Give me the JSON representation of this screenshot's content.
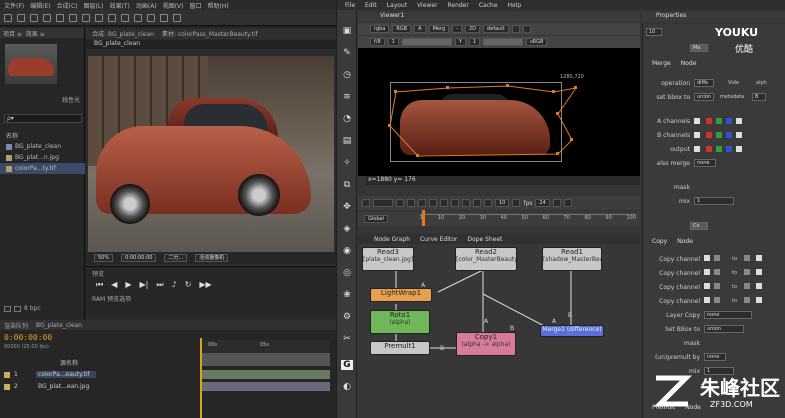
{
  "ae": {
    "menu": [
      "文件(F)",
      "编辑(E)",
      "合成(C)",
      "图层(L)",
      "效果(T)",
      "动画(A)",
      "视图(V)",
      "窗口",
      "帮助(H)"
    ],
    "project_tabs": [
      "项目 ≡",
      "效果 ≡"
    ],
    "project_label": "线性光",
    "project_search": "ρ▾",
    "project_header": "名称",
    "project_items": [
      "BG_plate_clean",
      "BG_plat...n.jpg",
      "colorPa...ty.tif"
    ],
    "project_footer": "8 bpc",
    "comp_tabs": [
      "合成: BG_plate_clean",
      "素材: colorPass_MasterBeauty.tif"
    ],
    "comp_subtab": "BG_plate_clean",
    "comp_footer": [
      "50%",
      "0:00:00:00",
      "二分...",
      "活动摄像机"
    ],
    "preview_tab": "预览",
    "preview_ram": "RAM 预览选项",
    "timeline_tabs": [
      "渲染队列",
      "BG_plate_clean"
    ],
    "timecode": "0:00:00:00",
    "timecode_sub": "00000 (25.00 fps)",
    "layer_header": "源名称",
    "layers": [
      {
        "num": "1",
        "name": "colorPa...eauty.tif"
      },
      {
        "num": "2",
        "name": "BG_plat...ean.jpg"
      }
    ],
    "ruler_marks": [
      "00s",
      "05s"
    ]
  },
  "nuke": {
    "menu": [
      "File",
      "Edit",
      "Layout",
      "Viewer",
      "Render",
      "Cache",
      "Help"
    ],
    "viewer_tab": "Viewer1",
    "bar1": [
      "rgba",
      "RGB",
      "A",
      "Merg",
      "-",
      "2D",
      "default"
    ],
    "bar2": [
      "f/8",
      "1",
      "Y",
      "1",
      "sRGB"
    ],
    "resolution": "1280,720",
    "coords": "x=1880 y= 176",
    "fps_label": "fps",
    "fps_value": "24",
    "frame_field": "10",
    "global_label": "Global",
    "ruler": [
      "1",
      "10",
      "20",
      "30",
      "40",
      "50",
      "60",
      "70",
      "80",
      "90",
      "100"
    ],
    "node_tabs": [
      "Node Graph",
      "Curve Editor",
      "Dope Sheet"
    ],
    "nodes": {
      "read3": {
        "title": "Read3",
        "sub": "[plate_clean.jpg]"
      },
      "read2": {
        "title": "Read2",
        "sub": "[color_MasterBeauty.tif]"
      },
      "read1": {
        "title": "Read1",
        "sub": "[shadow_MasterBeauty.tif]"
      },
      "lightwrap": {
        "title": "LightWrap1"
      },
      "roto": {
        "title": "Roto1",
        "sub": "(alpha)"
      },
      "premult": {
        "title": "Premult1"
      },
      "copy": {
        "title": "Copy1",
        "sub": "(alpha -> alpha)"
      },
      "merge": {
        "title": "Merge1 (difference)"
      }
    },
    "edge_labels": [
      "A",
      "B",
      "A",
      "B",
      "A",
      "B"
    ],
    "props_tab": "Properties",
    "props_field": "10",
    "merge_node_name": "Me",
    "merge_tabs": [
      "Merge",
      "Node"
    ],
    "merge_rows": [
      {
        "label": "operation",
        "value": "diffe"
      },
      {
        "label": "set bbox to",
        "value": "union"
      },
      {
        "label": "A channels",
        "value": ""
      },
      {
        "label": "B channels",
        "value": ""
      },
      {
        "label": "output",
        "value": ""
      },
      {
        "label": "also merge",
        "value": "none"
      },
      {
        "label": "mask",
        "value": ""
      },
      {
        "label": "mix",
        "value": "1"
      }
    ],
    "merge_extra": [
      "Vide",
      "alph",
      "metadata",
      "B"
    ],
    "copy_node_name": "Co",
    "copy_tabs": [
      "Copy",
      "Node"
    ],
    "copy_rows": [
      {
        "label": "Copy channel",
        "value": "to"
      },
      {
        "label": "Copy channel",
        "value": "to"
      },
      {
        "label": "Copy channel",
        "value": "to"
      },
      {
        "label": "Copy channel",
        "value": "to"
      },
      {
        "label": "Layer Copy",
        "value": "none"
      },
      {
        "label": "Set BBox to",
        "value": "union"
      },
      {
        "label": "mask",
        "value": ""
      },
      {
        "label": "(un)premult by",
        "value": "none"
      },
      {
        "label": "mix",
        "value": "1"
      }
    ],
    "bottom_tabs": [
      "Premult",
      "Node"
    ]
  },
  "watermark": {
    "top": "YOUKU",
    "top_sub": "优酷",
    "logo_cn": "朱峰社区",
    "logo_url": "ZF3D.COM"
  },
  "colors": {
    "node_read": "#c8c8c8",
    "node_lightwrap": "#e8a050",
    "node_roto": "#6fb85a",
    "node_copy": "#d87a9a",
    "node_merge": "#5b6fd8",
    "ae_timecode": "#e0a020"
  }
}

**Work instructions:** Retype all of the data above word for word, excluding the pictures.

**Solution to this exercise:**
Give me the JSON representation of this screenshot's content.
{
  "ae": {
    "menu": [
      "文件(F)",
      "编辑(E)",
      "合成(C)",
      "图层(L)",
      "效果(T)",
      "动画(A)",
      "视图(V)",
      "窗口",
      "帮助(H)"
    ],
    "project_tabs": [
      "项目 ≡",
      "效果 ≡"
    ],
    "project_label": "线性光",
    "project_search": "ρ▾",
    "project_header": "名称",
    "project_items": [
      "BG_plate_clean",
      "BG_plat...n.jpg",
      "colorPa...ty.tif"
    ],
    "project_footer": "8 bpc",
    "comp_tabs": [
      "合成: BG_plate_clean",
      "素材: colorPass_MasterBeauty.tif"
    ],
    "comp_subtab": "BG_plate_clean",
    "comp_footer": [
      "50%",
      "0:00:00:00",
      "二分...",
      "活动摄像机"
    ],
    "preview_tab": "预览",
    "preview_ram": "RAM 预览选项",
    "timeline_tabs": [
      "渲染队列",
      "BG_plate_clean"
    ],
    "timecode": "0:00:00:00",
    "timecode_sub": "00000 (25.00 fps)",
    "layer_header": "源名称",
    "layers": [
      {
        "num": "1",
        "name": "colorPa...eauty.tif"
      },
      {
        "num": "2",
        "name": "BG_plat...ean.jpg"
      }
    ],
    "ruler_marks": [
      "00s",
      "05s"
    ]
  },
  "nuke": {
    "menu": [
      "File",
      "Edit",
      "Layout",
      "Viewer",
      "Render",
      "Cache",
      "Help"
    ],
    "viewer_tab": "Viewer1",
    "bar1": [
      "rgba",
      "RGB",
      "A",
      "Merg",
      "-",
      "2D",
      "default"
    ],
    "bar2": [
      "f/8",
      "1",
      "Y",
      "1",
      "sRGB"
    ],
    "resolution": "1280,720",
    "coords": "x=1880 y= 176",
    "fps_label": "fps",
    "fps_value": "24",
    "frame_field": "10",
    "global_label": "Global",
    "ruler": [
      "1",
      "10",
      "20",
      "30",
      "40",
      "50",
      "60",
      "70",
      "80",
      "90",
      "100"
    ],
    "node_tabs": [
      "Node Graph",
      "Curve Editor",
      "Dope Sheet"
    ],
    "nodes": {
      "read3": {
        "title": "Read3",
        "sub": "[plate_clean.jpg]"
      },
      "read2": {
        "title": "Read2",
        "sub": "[color_MasterBeauty.tif]"
      },
      "read1": {
        "title": "Read1",
        "sub": "[shadow_MasterBeauty.tif]"
      },
      "lightwrap": {
        "title": "LightWrap1"
      },
      "roto": {
        "title": "Roto1",
        "sub": "(alpha)"
      },
      "premult": {
        "title": "Premult1"
      },
      "copy": {
        "title": "Copy1",
        "sub": "(alpha -> alpha)"
      },
      "merge": {
        "title": "Merge1 (difference)"
      }
    },
    "edge_labels": [
      "A",
      "B",
      "A",
      "B",
      "A",
      "B"
    ],
    "props_tab": "Properties",
    "props_field": "10",
    "merge_node_name": "Me",
    "merge_tabs": [
      "Merge",
      "Node"
    ],
    "merge_rows": [
      {
        "label": "operation",
        "value": "diffe"
      },
      {
        "label": "set bbox to",
        "value": "union"
      },
      {
        "label": "A channels",
        "value": ""
      },
      {
        "label": "B channels",
        "value": ""
      },
      {
        "label": "output",
        "value": ""
      },
      {
        "label": "also merge",
        "value": "none"
      },
      {
        "label": "mask",
        "value": ""
      },
      {
        "label": "mix",
        "value": "1"
      }
    ],
    "merge_extra": [
      "Vide",
      "alph",
      "metadata",
      "B"
    ],
    "copy_node_name": "Co",
    "copy_tabs": [
      "Copy",
      "Node"
    ],
    "copy_rows": [
      {
        "label": "Copy channel",
        "value": "to"
      },
      {
        "label": "Copy channel",
        "value": "to"
      },
      {
        "label": "Copy channel",
        "value": "to"
      },
      {
        "label": "Copy channel",
        "value": "to"
      },
      {
        "label": "Layer Copy",
        "value": "none"
      },
      {
        "label": "Set BBox to",
        "value": "union"
      },
      {
        "label": "mask",
        "value": ""
      },
      {
        "label": "(un)premult by",
        "value": "none"
      },
      {
        "label": "mix",
        "value": "1"
      }
    ],
    "bottom_tabs": [
      "Premult",
      "Node"
    ]
  },
  "watermark": {
    "top": "YOUKU",
    "top_sub": "优酷",
    "logo_cn": "朱峰社区",
    "logo_url": "ZF3D.COM"
  },
  "colors": {
    "node_read": "#c8c8c8",
    "node_lightwrap": "#e8a050",
    "node_roto": "#6fb85a",
    "node_copy": "#d87a9a",
    "node_merge": "#5b6fd8",
    "ae_timecode": "#e0a020"
  }
}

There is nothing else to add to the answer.